(Dataset rows for apps and sites)
-=-=-=-=-
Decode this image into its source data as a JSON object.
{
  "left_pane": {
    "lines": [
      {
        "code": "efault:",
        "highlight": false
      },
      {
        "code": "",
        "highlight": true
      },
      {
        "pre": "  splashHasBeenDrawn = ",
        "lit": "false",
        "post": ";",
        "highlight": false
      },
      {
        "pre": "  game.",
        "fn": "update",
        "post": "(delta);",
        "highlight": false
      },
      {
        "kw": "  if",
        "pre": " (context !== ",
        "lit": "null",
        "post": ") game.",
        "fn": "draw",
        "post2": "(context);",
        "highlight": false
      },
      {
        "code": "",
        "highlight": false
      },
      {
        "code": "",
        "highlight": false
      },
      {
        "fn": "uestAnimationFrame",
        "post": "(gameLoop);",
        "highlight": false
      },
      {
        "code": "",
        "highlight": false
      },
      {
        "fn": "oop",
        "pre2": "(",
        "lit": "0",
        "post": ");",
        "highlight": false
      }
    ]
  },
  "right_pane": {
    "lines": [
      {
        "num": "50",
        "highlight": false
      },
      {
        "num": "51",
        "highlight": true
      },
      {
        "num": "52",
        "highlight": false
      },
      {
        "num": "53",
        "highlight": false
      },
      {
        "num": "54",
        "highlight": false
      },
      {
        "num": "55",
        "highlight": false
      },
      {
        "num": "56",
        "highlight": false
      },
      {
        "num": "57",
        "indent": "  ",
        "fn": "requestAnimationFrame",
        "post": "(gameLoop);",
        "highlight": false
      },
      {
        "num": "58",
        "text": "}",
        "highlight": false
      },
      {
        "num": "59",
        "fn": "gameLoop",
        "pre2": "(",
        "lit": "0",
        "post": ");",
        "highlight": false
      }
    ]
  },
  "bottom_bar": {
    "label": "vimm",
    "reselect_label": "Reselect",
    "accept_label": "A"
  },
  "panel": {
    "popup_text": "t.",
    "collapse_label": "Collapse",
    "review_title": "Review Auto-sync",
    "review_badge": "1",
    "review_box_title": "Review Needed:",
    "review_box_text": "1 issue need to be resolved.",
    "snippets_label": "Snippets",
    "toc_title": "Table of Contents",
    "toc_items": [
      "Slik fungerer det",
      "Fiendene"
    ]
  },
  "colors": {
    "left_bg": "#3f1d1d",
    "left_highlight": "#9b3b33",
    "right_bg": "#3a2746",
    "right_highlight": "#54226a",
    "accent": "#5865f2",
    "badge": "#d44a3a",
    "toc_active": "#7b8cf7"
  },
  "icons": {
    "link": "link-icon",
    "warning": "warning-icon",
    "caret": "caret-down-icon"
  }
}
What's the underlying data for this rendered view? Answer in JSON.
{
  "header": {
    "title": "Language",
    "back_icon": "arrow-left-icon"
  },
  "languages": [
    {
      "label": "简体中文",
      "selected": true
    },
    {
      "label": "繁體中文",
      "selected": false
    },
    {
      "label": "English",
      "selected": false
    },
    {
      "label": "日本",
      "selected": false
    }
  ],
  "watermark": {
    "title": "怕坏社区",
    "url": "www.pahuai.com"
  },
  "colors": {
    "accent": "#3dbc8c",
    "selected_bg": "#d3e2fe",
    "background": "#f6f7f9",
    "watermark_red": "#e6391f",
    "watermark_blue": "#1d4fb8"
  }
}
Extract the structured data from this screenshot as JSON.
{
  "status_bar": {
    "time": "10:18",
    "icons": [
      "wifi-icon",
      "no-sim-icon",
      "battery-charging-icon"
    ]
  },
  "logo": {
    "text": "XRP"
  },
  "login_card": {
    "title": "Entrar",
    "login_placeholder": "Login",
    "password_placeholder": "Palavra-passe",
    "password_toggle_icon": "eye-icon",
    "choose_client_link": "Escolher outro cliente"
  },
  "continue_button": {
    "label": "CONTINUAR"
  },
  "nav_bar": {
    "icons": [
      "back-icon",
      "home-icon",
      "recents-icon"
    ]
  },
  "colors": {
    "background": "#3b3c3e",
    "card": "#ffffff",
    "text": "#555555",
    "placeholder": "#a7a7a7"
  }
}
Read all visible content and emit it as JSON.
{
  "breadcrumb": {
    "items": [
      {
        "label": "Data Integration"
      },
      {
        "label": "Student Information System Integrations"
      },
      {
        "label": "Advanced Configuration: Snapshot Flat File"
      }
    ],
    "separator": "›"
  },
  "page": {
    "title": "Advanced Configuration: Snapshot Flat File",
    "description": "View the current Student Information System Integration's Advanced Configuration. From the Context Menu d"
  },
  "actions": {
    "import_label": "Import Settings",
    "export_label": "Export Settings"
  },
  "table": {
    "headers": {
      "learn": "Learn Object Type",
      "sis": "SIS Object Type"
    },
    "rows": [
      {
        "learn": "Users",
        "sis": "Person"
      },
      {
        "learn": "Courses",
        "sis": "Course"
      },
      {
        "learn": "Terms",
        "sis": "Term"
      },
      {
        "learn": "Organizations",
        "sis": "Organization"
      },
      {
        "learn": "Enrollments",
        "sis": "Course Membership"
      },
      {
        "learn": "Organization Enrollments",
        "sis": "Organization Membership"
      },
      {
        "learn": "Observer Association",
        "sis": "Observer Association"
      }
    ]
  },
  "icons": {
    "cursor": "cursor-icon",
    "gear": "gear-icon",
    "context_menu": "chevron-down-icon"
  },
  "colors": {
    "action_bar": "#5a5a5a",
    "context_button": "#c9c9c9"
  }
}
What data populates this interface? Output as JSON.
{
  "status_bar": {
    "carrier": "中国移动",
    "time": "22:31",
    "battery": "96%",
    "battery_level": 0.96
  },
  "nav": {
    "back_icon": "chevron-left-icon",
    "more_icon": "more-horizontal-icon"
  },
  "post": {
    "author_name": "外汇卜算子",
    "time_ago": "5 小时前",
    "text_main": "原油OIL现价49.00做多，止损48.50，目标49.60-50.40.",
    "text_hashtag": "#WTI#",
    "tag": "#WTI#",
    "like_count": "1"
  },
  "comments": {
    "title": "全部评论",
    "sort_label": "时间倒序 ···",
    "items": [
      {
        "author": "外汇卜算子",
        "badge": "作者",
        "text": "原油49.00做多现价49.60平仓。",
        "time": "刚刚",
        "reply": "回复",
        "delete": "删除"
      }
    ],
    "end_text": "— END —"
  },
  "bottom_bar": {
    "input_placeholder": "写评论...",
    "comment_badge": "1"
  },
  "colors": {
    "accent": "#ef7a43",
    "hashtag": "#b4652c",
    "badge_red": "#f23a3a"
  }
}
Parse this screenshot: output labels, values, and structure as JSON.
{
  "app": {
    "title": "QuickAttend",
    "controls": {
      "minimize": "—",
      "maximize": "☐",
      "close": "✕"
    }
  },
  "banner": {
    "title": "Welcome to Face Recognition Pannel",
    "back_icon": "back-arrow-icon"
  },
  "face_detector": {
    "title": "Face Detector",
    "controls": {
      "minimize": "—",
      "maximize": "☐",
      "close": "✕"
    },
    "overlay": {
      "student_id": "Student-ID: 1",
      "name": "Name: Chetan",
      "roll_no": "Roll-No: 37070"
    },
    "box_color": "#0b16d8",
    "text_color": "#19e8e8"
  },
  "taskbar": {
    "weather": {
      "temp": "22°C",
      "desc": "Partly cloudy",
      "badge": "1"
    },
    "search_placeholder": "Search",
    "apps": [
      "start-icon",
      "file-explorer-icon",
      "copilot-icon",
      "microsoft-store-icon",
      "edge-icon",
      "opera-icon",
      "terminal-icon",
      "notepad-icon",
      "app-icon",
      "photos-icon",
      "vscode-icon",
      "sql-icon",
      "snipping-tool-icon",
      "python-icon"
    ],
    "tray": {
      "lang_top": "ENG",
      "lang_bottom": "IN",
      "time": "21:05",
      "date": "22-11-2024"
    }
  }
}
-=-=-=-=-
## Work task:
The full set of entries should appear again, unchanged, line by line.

## Solution to the problem:
Decode this image into its source data as a JSON object.
{
  "left_pane": {
    "lines": [
      {
        "code": "efault:",
        "highlight": false
      },
      {
        "code": "",
        "highlight": true
      },
      {
        "pre": "  splashHasBeenDrawn = ",
        "lit": "false",
        "post": ";",
        "highlight": false
      },
      {
        "pre": "  game.",
        "fn": "update",
        "post": "(delta);",
        "highlight": false
      },
      {
        "kw": "  if",
        "pre": " (context !== ",
        "lit": "null",
        "post": ") game.",
        "fn": "draw",
        "post2": "(context);",
        "highlight": false
      },
      {
        "code": "",
        "highlight": false
      },
      {
        "code": "",
        "highlight": false
      },
      {
        "fn": "uestAnimationFrame",
        "post": "(gameLoop);",
        "highlight": false
      },
      {
        "code": "",
        "highlight": false
      },
      {
        "fn": "oop",
        "pre2": "(",
        "lit": "0",
        "post": ");",
        "highlight": false
      }
    ]
  },
  "right_pane": {
    "lines": [
      {
        "num": "50",
        "highlight": false
      },
      {
        "num": "51",
        "highlight": true
      },
      {
        "num": "52",
        "highlight": false
      },
      {
        "num": "53",
        "highlight": false
      },
      {
        "num": "54",
        "highlight": false
      },
      {
        "num": "55",
        "highlight": false
      },
      {
        "num": "56",
        "highlight": false
      },
      {
        "num": "57",
        "indent": "  ",
        "fn": "requestAnimationFrame",
        "post": "(gameLoop);",
        "highlight": false
      },
      {
        "num": "58",
        "text": "}",
        "highlight": false
      },
      {
        "num": "59",
        "fn": "gameLoop",
        "pre2": "(",
        "lit": "0",
        "post": ");",
        "highlight": false
      }
    ]
  },
  "bottom_bar": {
    "label": "vimm",
    "reselect_label": "Reselect",
    "accept_label": "A"
  },
  "panel": {
    "popup_text": "t.",
    "collapse_label": "Collapse",
    "review_title": "Review Auto-sync",
    "review_badge": "1",
    "review_box_title": "Review Needed:",
    "review_box_text": "1 issue need to be resolved.",
    "snippets_label": "Snippets",
    "toc_title": "Table of Contents",
    "toc_items": [
      "Slik fungerer det",
      "Fiendene"
    ]
  },
  "colors": {
    "left_bg": "#3f1d1d",
    "left_highlight": "#9b3b33",
    "right_bg": "#3a2746",
    "right_highlight": "#54226a",
    "accent": "#5865f2",
    "badge": "#d44a3a",
    "toc_active": "#7b8cf7"
  },
  "icons": {
    "link": "link-icon",
    "warning": "warning-icon",
    "caret": "caret-down-icon"
  }
}
What's the underlying data for this rendered view? Answer in JSON.
{
  "header": {
    "title": "Language",
    "back_icon": "arrow-left-icon"
  },
  "languages": [
    {
      "label": "简体中文",
      "selected": true
    },
    {
      "label": "繁體中文",
      "selected": false
    },
    {
      "label": "English",
      "selected": false
    },
    {
      "label": "日本",
      "selected": false
    }
  ],
  "watermark": {
    "title": "怕坏社区",
    "url": "www.pahuai.com"
  },
  "colors": {
    "accent": "#3dbc8c",
    "selected_bg": "#d3e2fe",
    "background": "#f6f7f9",
    "watermark_red": "#e6391f",
    "watermark_blue": "#1d4fb8"
  }
}
Extract the structured data from this screenshot as JSON.
{
  "status_bar": {
    "time": "10:18",
    "icons": [
      "wifi-icon",
      "no-sim-icon",
      "battery-charging-icon"
    ]
  },
  "logo": {
    "text": "XRP"
  },
  "login_card": {
    "title": "Entrar",
    "login_placeholder": "Login",
    "password_placeholder": "Palavra-passe",
    "password_toggle_icon": "eye-icon",
    "choose_client_link": "Escolher outro cliente"
  },
  "continue_button": {
    "label": "CONTINUAR"
  },
  "nav_bar": {
    "icons": [
      "back-icon",
      "home-icon",
      "recents-icon"
    ]
  },
  "colors": {
    "background": "#3b3c3e",
    "card": "#ffffff",
    "text": "#555555",
    "placeholder": "#a7a7a7"
  }
}
Read all visible content and emit it as JSON.
{
  "breadcrumb": {
    "items": [
      {
        "label": "Data Integration"
      },
      {
        "label": "Student Information System Integrations"
      },
      {
        "label": "Advanced Configuration: Snapshot Flat File"
      }
    ],
    "separator": "›"
  },
  "page": {
    "title": "Advanced Configuration: Snapshot Flat File",
    "description": "View the current Student Information System Integration's Advanced Configuration. From the Context Menu d"
  },
  "actions": {
    "import_label": "Import Settings",
    "export_label": "Export Settings"
  },
  "table": {
    "headers": {
      "learn": "Learn Object Type",
      "sis": "SIS Object Type"
    },
    "rows": [
      {
        "learn": "Users",
        "sis": "Person"
      },
      {
        "learn": "Courses",
        "sis": "Course"
      },
      {
        "learn": "Terms",
        "sis": "Term"
      },
      {
        "learn": "Organizations",
        "sis": "Organization"
      },
      {
        "learn": "Enrollments",
        "sis": "Course Membership"
      },
      {
        "learn": "Organization Enrollments",
        "sis": "Organization Membership"
      },
      {
        "learn": "Observer Association",
        "sis": "Observer Association"
      }
    ]
  },
  "icons": {
    "cursor": "cursor-icon",
    "gear": "gear-icon",
    "context_menu": "chevron-down-icon"
  },
  "colors": {
    "action_bar": "#5a5a5a",
    "context_button": "#c9c9c9"
  }
}
What data populates this interface? Output as JSON.
{
  "status_bar": {
    "carrier": "中国移动",
    "time": "22:31",
    "battery": "96%",
    "battery_level": 0.96
  },
  "nav": {
    "back_icon": "chevron-left-icon",
    "more_icon": "more-horizontal-icon"
  },
  "post": {
    "author_name": "外汇卜算子",
    "time_ago": "5 小时前",
    "text_main": "原油OIL现价49.00做多，止损48.50，目标49.60-50.40.",
    "text_hashtag": "#WTI#",
    "tag": "#WTI#",
    "like_count": "1"
  },
  "comments": {
    "title": "全部评论",
    "sort_label": "时间倒序 ···",
    "items": [
      {
        "author": "外汇卜算子",
        "badge": "作者",
        "text": "原油49.00做多现价49.60平仓。",
        "time": "刚刚",
        "reply": "回复",
        "delete": "删除"
      }
    ],
    "end_text": "— END —"
  },
  "bottom_bar": {
    "input_placeholder": "写评论...",
    "comment_badge": "1"
  },
  "colors": {
    "accent": "#ef7a43",
    "hashtag": "#b4652c",
    "badge_red": "#f23a3a"
  }
}
Parse this screenshot: output labels, values, and structure as JSON.
{
  "app": {
    "title": "QuickAttend",
    "controls": {
      "minimize": "—",
      "maximize": "☐",
      "close": "✕"
    }
  },
  "banner": {
    "title": "Welcome to Face Recognition Pannel",
    "back_icon": "back-arrow-icon"
  },
  "face_detector": {
    "title": "Face Detector",
    "controls": {
      "minimize": "—",
      "maximize": "☐",
      "close": "✕"
    },
    "overlay": {
      "student_id": "Student-ID: 1",
      "name": "Name: Chetan",
      "roll_no": "Roll-No: 37070"
    },
    "box_color": "#0b16d8",
    "text_color": "#19e8e8"
  },
  "taskbar": {
    "weather": {
      "temp": "22°C",
      "desc": "Partly cloudy",
      "badge": "1"
    },
    "search_placeholder": "Search",
    "apps": [
      "start-icon",
      "file-explorer-icon",
      "copilot-icon",
      "microsoft-store-icon",
      "edge-icon",
      "opera-icon",
      "terminal-icon",
      "notepad-icon",
      "app-icon",
      "photos-icon",
      "vscode-icon",
      "sql-icon",
      "snipping-tool-icon",
      "python-icon"
    ],
    "tray": {
      "lang_top": "ENG",
      "lang_bottom": "IN",
      "time": "21:05",
      "date": "22-11-2024"
    }
  }
}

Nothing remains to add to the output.